The political debate over climate change continues following the December global meeting in Copenhagen. It certainly didn’t help matters that in mid-February Washington D.C. was hit with major snowstorms of historic proportions, leading some conservative writers (e.g. “Tough Sledding for Global Warming Gang,” by Paul Mulshine, The Star Ledger, February 9, 2010) to point to that as proof that global warming and climate change are myths.
The Securities and Exchange Commission has wisely chosen to stay out of that fight, but has decided to provide public companies with interpretive guidance on existing SEC disclosure requirements as they apply to business or legal developments relating to the issue of climate change.
The Commission’s interpretive release offers guidance on a number of existing rules that may require a company to disclose the impact that business or legal developments related to climate change may have on its business. The relevant rules cover a company’s risk factors, business description, legal proceedings, and management discussion and analysis.

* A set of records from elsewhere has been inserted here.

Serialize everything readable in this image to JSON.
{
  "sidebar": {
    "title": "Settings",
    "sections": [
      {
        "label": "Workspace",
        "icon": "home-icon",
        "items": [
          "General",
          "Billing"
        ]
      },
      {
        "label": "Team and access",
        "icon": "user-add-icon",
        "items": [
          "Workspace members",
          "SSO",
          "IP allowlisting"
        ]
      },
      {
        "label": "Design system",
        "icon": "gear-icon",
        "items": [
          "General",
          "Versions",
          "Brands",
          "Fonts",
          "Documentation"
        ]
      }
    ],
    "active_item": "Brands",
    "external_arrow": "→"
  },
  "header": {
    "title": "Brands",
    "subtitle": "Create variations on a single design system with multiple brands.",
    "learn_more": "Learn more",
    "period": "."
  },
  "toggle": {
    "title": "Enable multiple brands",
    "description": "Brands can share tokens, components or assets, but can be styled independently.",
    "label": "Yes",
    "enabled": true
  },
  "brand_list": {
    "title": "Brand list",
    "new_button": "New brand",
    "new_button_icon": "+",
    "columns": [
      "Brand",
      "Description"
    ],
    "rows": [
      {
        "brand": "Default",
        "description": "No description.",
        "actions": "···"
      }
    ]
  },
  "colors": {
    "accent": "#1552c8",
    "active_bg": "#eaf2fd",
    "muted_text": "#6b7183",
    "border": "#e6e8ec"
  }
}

Specifically, the SEC’s interpretative guidance highlights the following areas as examples of where climate change may trigger disclosure requirements: